From the confrontation I have just defined arises the idea, in its high poeticalness, of death. The idea of death, like that of salvation, perhaps owes its most rigorous contours to the Mediterranean. All things considered, statuary, whether Egyptian or Greek, is one of the most intrinsically Mediterranean inventions, and a statue always speaks the language of death[1]. A Mediterranean invention, the column is equally a statue. What do raised marbles and basalts tell us? That there is no salvation for man, made of perishable matter, except in stone, which is the flesh of the gods. And so, by dint of the invisible, Mediterraneans discovered the weight and price of the visible, but only immediately to recharge the particles of the concrete, of matter, with all the powers of the invisible. After place in proximity to the sea, stone in turn is transmuted into a place of ambiguousness. Mediterranean poetry I see as a stone raised upon a shore, a forgotten column. Between the column and the wave, an elemental dialogue is instituted. The one that is form and definedness seems to deny the reign of the other, which is merely the formless infinitude of breathing things in time. But, looking more closely upon all of this, via the ambiguity I have stated and which runs through stone and sea, via the simultaneous and reciprocal action of forward and backward movement, by intuiting the god that gives life to the statue which, in turn, rules the god, the column and the wave open in deep ways one upon the other, and both, over and above their apparent conflict, fashion the same spiritual sign. Mediterranean poetry, which, more than any other, loves the world’s surface, loves playing with the brilliance of contrast, is in its silent slow ways of being, upon the banks of some mental Styx, inhabited by some unique ghost. The fertileness of appearances, their happy variety, and the song that makes them quiver and shimmer like the leaves of the tree covered in olives, have as their counterpart a burnt soil. Poetry, I mean the greatest poetry, delights in the benefits of intensity: let appearance reach its maximal point, fully vibrant and a miracle of prestige, but, too, well drawn, powerfully struck in the world’s metal, let it be finally denounced as ash and dust, and poured back into nothingness! There lies, it seems to me, the moral, in the poetical sense of the word, of Valéry’s most beautiful poem – one of the most beautiful poems in French –, Le Cimetière marin, a closed space wherein we discover that at once tangled and clear exchange of sea and stone, under the aegis of death, an exchange wherein I think I may detect that mysteriously traversed and contradictory movement which, from the contemplation of things in their calm and serene figuration, leads man to the awful enigma of his silence. And when man has exhausted the powers of his melancholia, at the very moment such melancholia may have thought to have won the game played against human livingness-absence, the latter suddenly will invoke the reign of wind, and will shake himself, admirably feeling the cold, in the foam of a new beginning… Le Cimetière marin appears to my mind to trace out a path essentially contrary to the journey of Euridice: Orpheus, in a special place of reflection, in the moment of surrendering visibleness to the funereal sun – dispossessed stanza upon stanza of the many things he had thought to accumulate – suddenly is struck with illumination and, spinning about, gazing intently upon the present and the immediate future, frees himself, chains and charms, and, with his foot, kicks away the past (its long and meditative logic) into some vain philosophic tomb.

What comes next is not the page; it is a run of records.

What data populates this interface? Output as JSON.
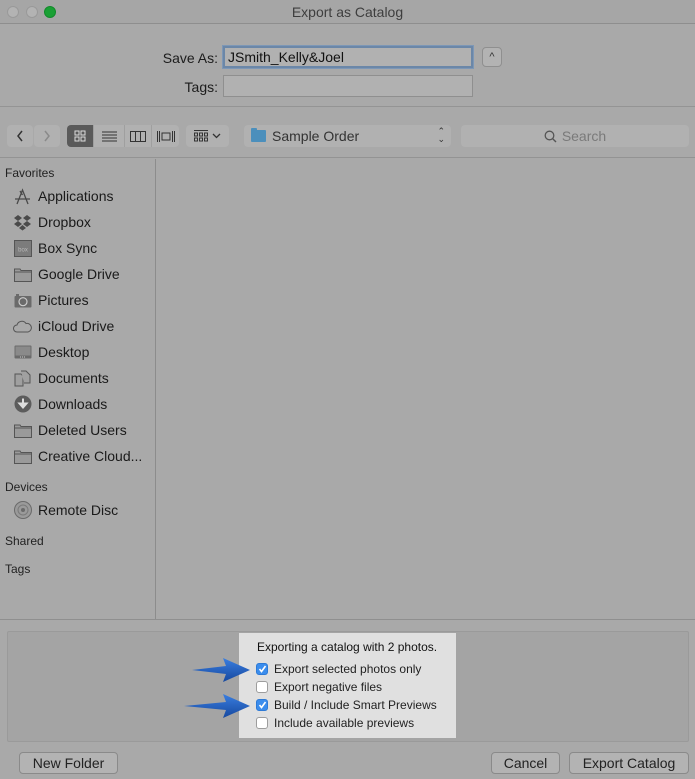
{
  "window": {
    "title": "Export as Catalog"
  },
  "save": {
    "save_as_label": "Save As:",
    "save_as_value": "JSmith_Kelly&Joel",
    "tags_label": "Tags:",
    "tags_value": "",
    "expand_icon": "chevron-up-icon"
  },
  "toolbar": {
    "back_icon": "chevron-left-icon",
    "forward_icon": "chevron-right-icon",
    "view_modes": [
      {
        "name": "icon-view",
        "active": true
      },
      {
        "name": "list-view",
        "active": false
      },
      {
        "name": "column-view",
        "active": false
      },
      {
        "name": "cover-flow-view",
        "active": false
      }
    ],
    "arrange_icon": "arrange-grid-icon",
    "location": "Sample Order",
    "search_placeholder": "Search"
  },
  "sidebar": {
    "favorites_header": "Favorites",
    "favorites": [
      {
        "label": "Applications",
        "icon": "applications-icon"
      },
      {
        "label": "Dropbox",
        "icon": "dropbox-icon"
      },
      {
        "label": "Box Sync",
        "icon": "box-icon"
      },
      {
        "label": "Google Drive",
        "icon": "folder-icon"
      },
      {
        "label": "Pictures",
        "icon": "camera-icon"
      },
      {
        "label": "iCloud Drive",
        "icon": "cloud-icon"
      },
      {
        "label": "Desktop",
        "icon": "desktop-icon"
      },
      {
        "label": "Documents",
        "icon": "documents-icon"
      },
      {
        "label": "Downloads",
        "icon": "download-icon"
      },
      {
        "label": "Deleted Users",
        "icon": "folder-icon"
      },
      {
        "label": "Creative Cloud...",
        "icon": "folder-icon"
      }
    ],
    "devices_header": "Devices",
    "devices": [
      {
        "label": "Remote Disc",
        "icon": "disc-icon"
      }
    ],
    "shared_header": "Shared",
    "tags_header": "Tags"
  },
  "options": {
    "title": "Exporting a catalog with 2 photos.",
    "items": [
      {
        "label": "Export selected photos only",
        "checked": true
      },
      {
        "label": "Export negative files",
        "checked": false
      },
      {
        "label": "Build / Include Smart Previews",
        "checked": true
      },
      {
        "label": "Include available previews",
        "checked": false
      }
    ],
    "accent": "#3b8ded",
    "annotation_arrow_color": "#1f5fc4"
  },
  "buttons": {
    "new_folder": "New Folder",
    "cancel": "Cancel",
    "export": "Export Catalog"
  }
}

The wind that gets up in concluding Le Cimetière marin is perhaps the same wind, that other wind, that opposing wind that Agamemnon’s sailors watched for in exasperation at the time of hurling themselves, all banners flying, into the first great Mediterranean poem, beneath the action of their same and triple obsession or mirage: of the sea, of death and – because Helen is definitively the survivor, the triumphant one with her ambiguous smile – of that which subsists and is maintained above ashes after the warring of man, and which, perhaps, is love.